The exhibition explores the Viking era, fishing and oil industries, 19th century seaside holiday makers, coastal castles, industrial heritage and lighthouses. The archives span pre-historic times to the modern day and gives visitors an insight into how important the coast has been to life in Scotland.
The exhibition features architect’s drawings, Edwardian holiday snaps and unique images taken by HES’s survey photographers.
The National Record of the Historic Environment spans a vast range of buildings, archaeological monuments and industrial maritime sites to give an unparalleled view of Scotland’s past and is maintained by HES.
Jane Thomas, Research and Exhibitions Manager at HES, said:
“For 5,000 years we have lived, worked and played along the coast, and Scotland’s Coasts exhibition celebrates this.

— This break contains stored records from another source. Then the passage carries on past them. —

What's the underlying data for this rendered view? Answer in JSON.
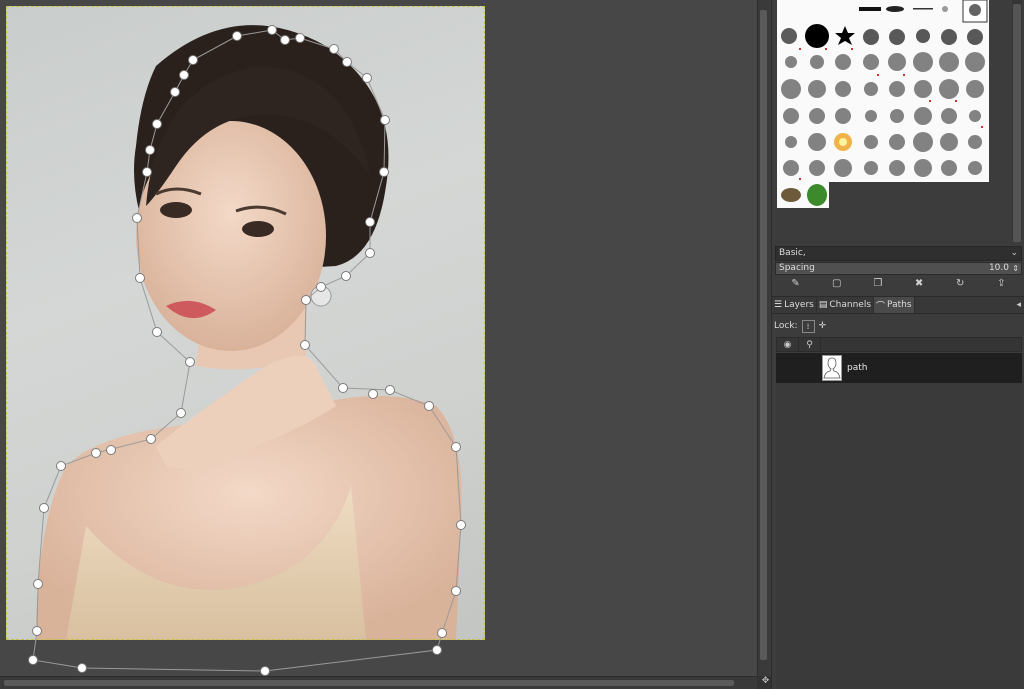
{
  "canvas": {
    "image": "portrait photo of woman with path selection outline",
    "path_stroke_color": "#9a9a9a",
    "anchor_fill_color": "#ffffff"
  },
  "brushes": {
    "set_label": "Basic,",
    "spacing_label": "Spacing",
    "spacing_value": "10.0"
  },
  "dock_tabs": [
    {
      "label": "Layers",
      "icon": "layers-icon"
    },
    {
      "label": "Channels",
      "icon": "channels-icon"
    },
    {
      "label": "Paths",
      "icon": "paths-icon",
      "active": true
    }
  ],
  "paths_panel": {
    "lock_label": "Lock:",
    "items": [
      {
        "name": "path"
      }
    ]
  },
  "colors": {
    "panel_bg": "#3c3c3c",
    "canvas_bg": "#474747",
    "selected_row": "#1f1f1f",
    "selection_border": "#c8c24a"
  }
}
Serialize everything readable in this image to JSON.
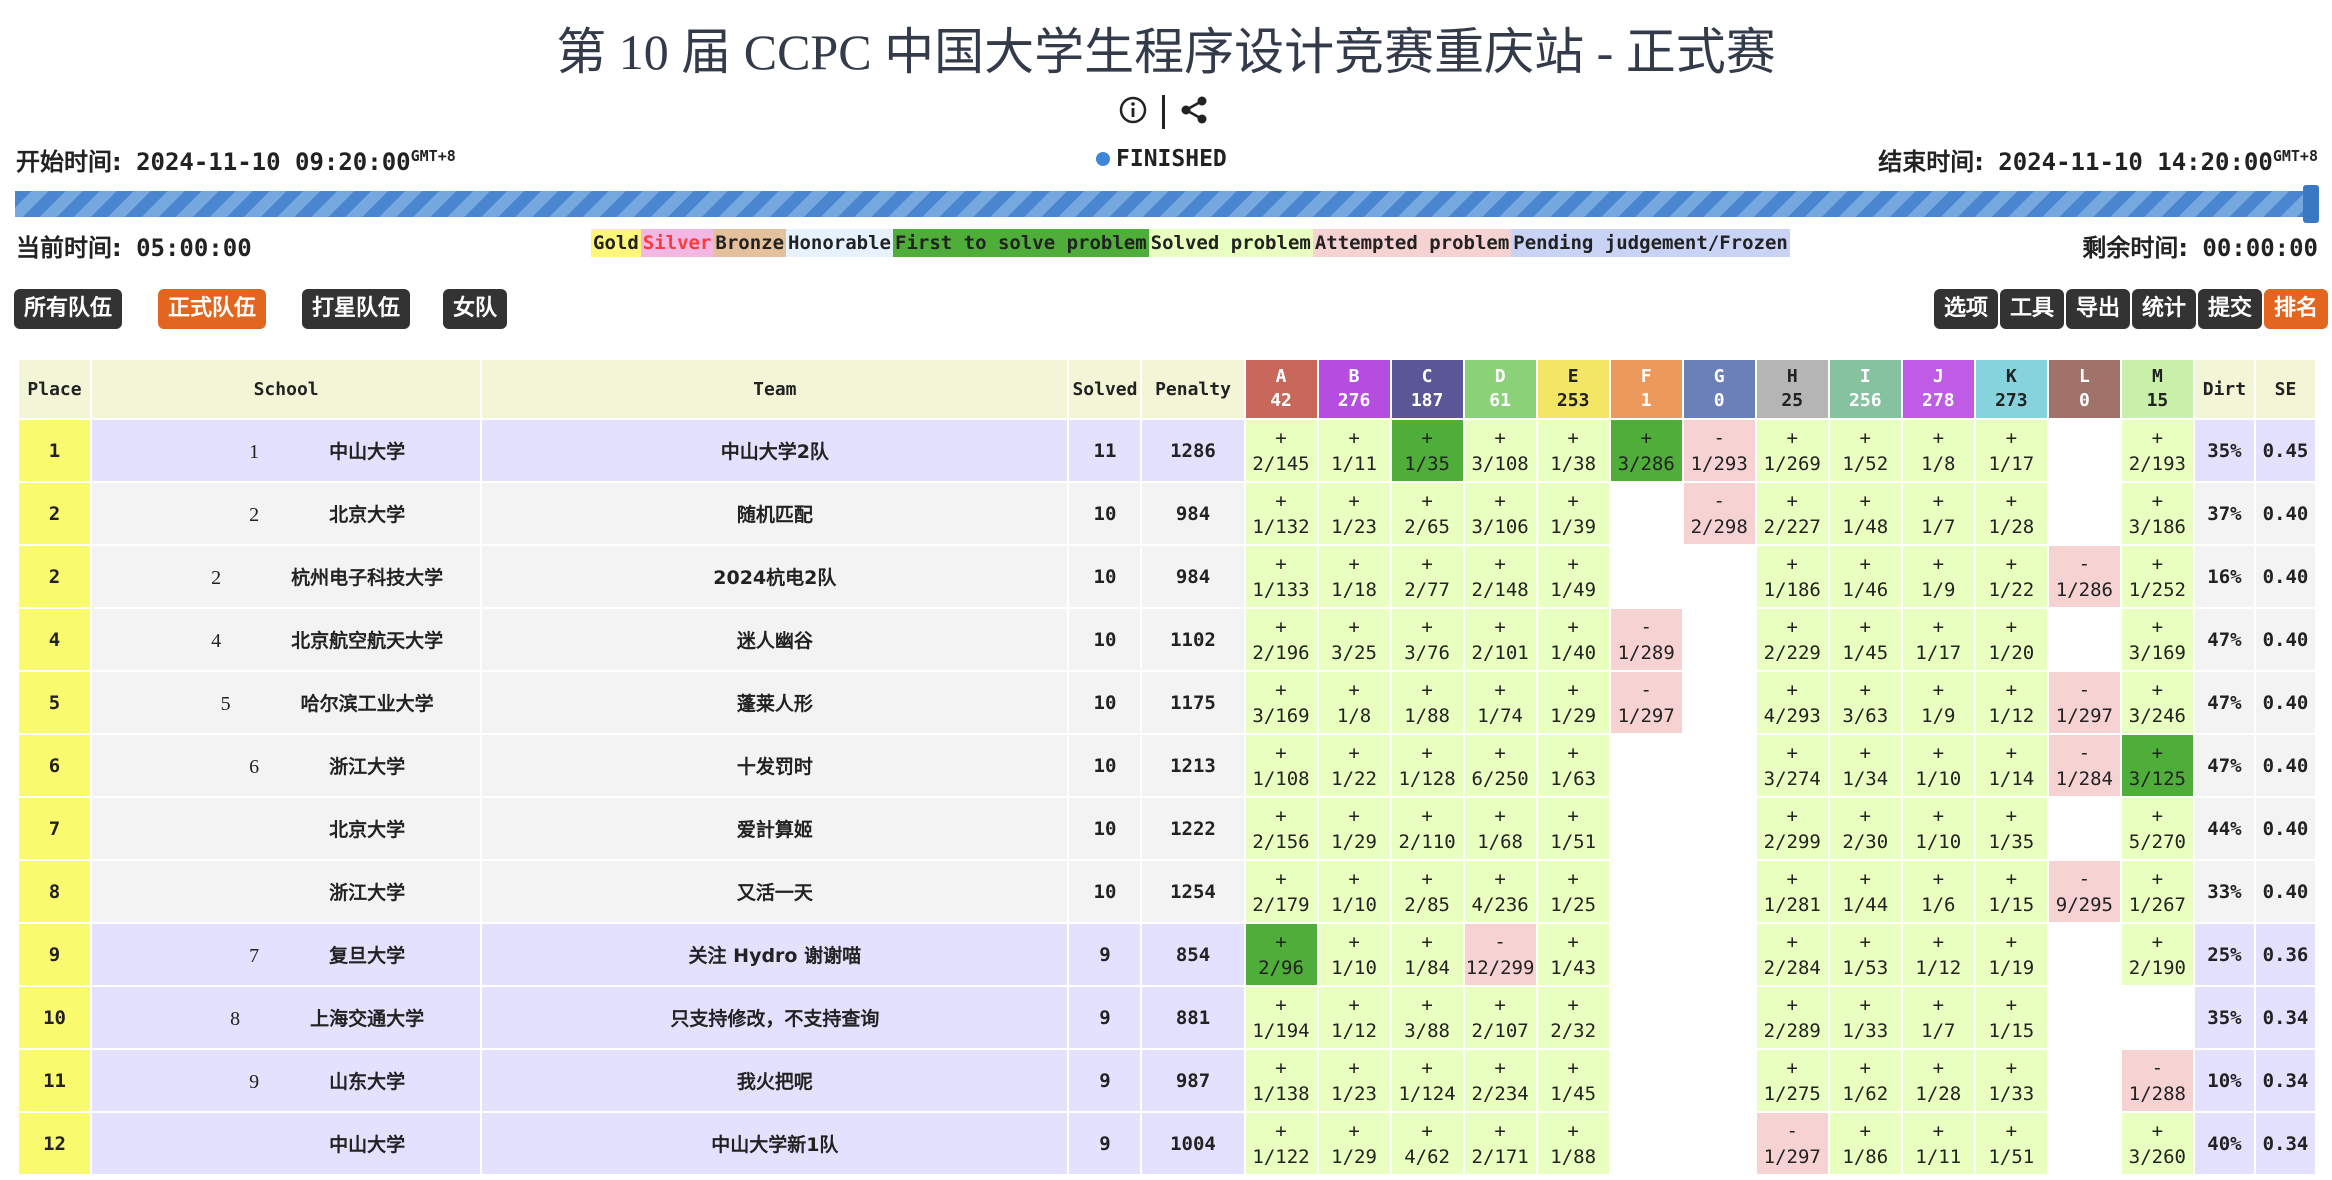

From the inventiveness and resilience of Scotland’s early settlers to imaginative solutions for living with a changing climate, our close relationship to our coasts and waters is evident throughout the exhibition.”
Dr Ian Tait, curator of Shetland Museum and Archives, said:
“This is a great opportunity for people to see this rigorously researched and attractive touring exhibition that’s come to us through the Year of Coasts and Waters. We have a lot of coastline here, and life has depended on it for thousands of years. Come and see the show to discover how we fit into the bigger picture.”
The exhibition will open on Saturday 29 February at the Shetland Museum and Archives, running until Sunday 17 May and is free to enter.
Scotland’s Coasts will tour the following sites throughout 2020 and 2021:
- Fort George: 25 May – 25 August 2020
- Arbroath Abbey: 31 August – 30 November 2020
- Aberdour Castle: 5 December 2020 – 28 February 2021
- Stanley Mills: 13 June – 30 August 2021